It was an unusual proposal, and Gordon politely declined. Brett tried again, and then again, but Gordon was steadfast. He respected Brett and was flattered by his interest, but he wasn't so starry-eyed that he'd accept less than what he thought he was worth. "It was a pretty funny conversation," says Gordon. "They basically locked me in a room, and he was trying to convince me to sign." Laments Brett, "I thought I was making progress, but"--and here he laughs--"I think he might have listened more if I wasn't employed by the Royals."
Gordon finally signed, but not until September, and now, less than two years later, the 23-year-old prospect is viewed as the great hope of a Royals franchise that last made it to the postseason 22 years ago. Though he has faced only Double A competition so far, Gordon has been described as Eric Chavez with more plate discipline, Lance Berkman with more speed ( Gordon stole 22 bases last year) and Joe Mauer with more power. And, of course, there are the inevitable comparisons with Brett. "He's a total stud, a five-tool guy," says one AL West scout. "And he's a gamer. I saw him last year, and he dived headfirst into first base to try to beat the throw. In Double A ball!"
Gordon is but Prospect 1A in a highly touted Royals crop that also includes outfielder Billy Butler and righthanded pitcher Luke Hochevar, both of whom could make the big club this season as well. The trio gives Kansas City that most valuable of commodities in this era of contractual excess: a young core of "0 to 3" players, meaning they have fewer than three years of big league service and are not yet eligible for arbitration. As such they earn near the major league minimum of $380,000. For a small-market team like Kansas City, it's the best, and perhaps only, way to compete: Grow your own stars.
Of course, while Gordon is homegrown, he did not come cheap. That has only fueled expectations that he could become the club's first breakout star since Carlos Beltran, who was traded away in the summer of 2004. The Royals, though, are aggressively trying to downplay the hype. Despite starting Gordon at third base this spring and moving Mark Teahen--another dangerous young hitter--from third to rightfield, general manager Dayton Moore and manager Buddy Bell have yet to even confirm that Gordon has a spot on the team. Moore's hope is to ease Gordon into the spotlight, the way the Atlanta Braves, Moore's previous employer, did with their top prospects in the 1990s. So don't expect to see Gordon batting first, third or cleanup this year. He'll bat lower in the order, or perhaps second. "He has a lot of confidence about him," explains Moore, "but there's no need to add more pressure than is necessary."

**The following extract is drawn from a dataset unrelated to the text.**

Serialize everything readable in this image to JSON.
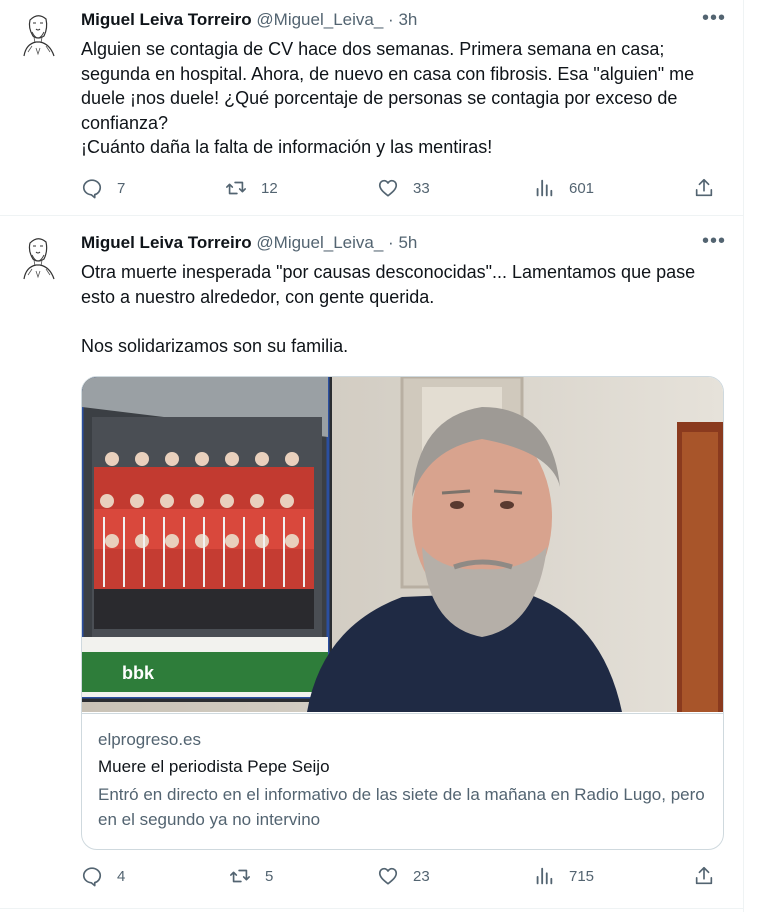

It's an understandable, though doomed strategy, for Gordon is almost perfectly cast as a Midwestern baseball hero. Not only is he from Nebraska, but he is also sturdy (6'1", 220 pounds), strong (he can bench-press 225 pounds 15 times) and handsome in an Army-recruitment-poster way, with close-cropped blond hair, a strong chin and blue eyes. He is approachable but measured, trafficking in neither the cocksure arrogance nor the false deference of many top young athletes. "He's very professional in his approach," says Teahen. Says Hochevar, who played with Gordon at Double A Wichita during last season's playoffs, "I don't think you can be jealous of Alex, because of how he handles himself. I think more than anything, guys are in awe of him."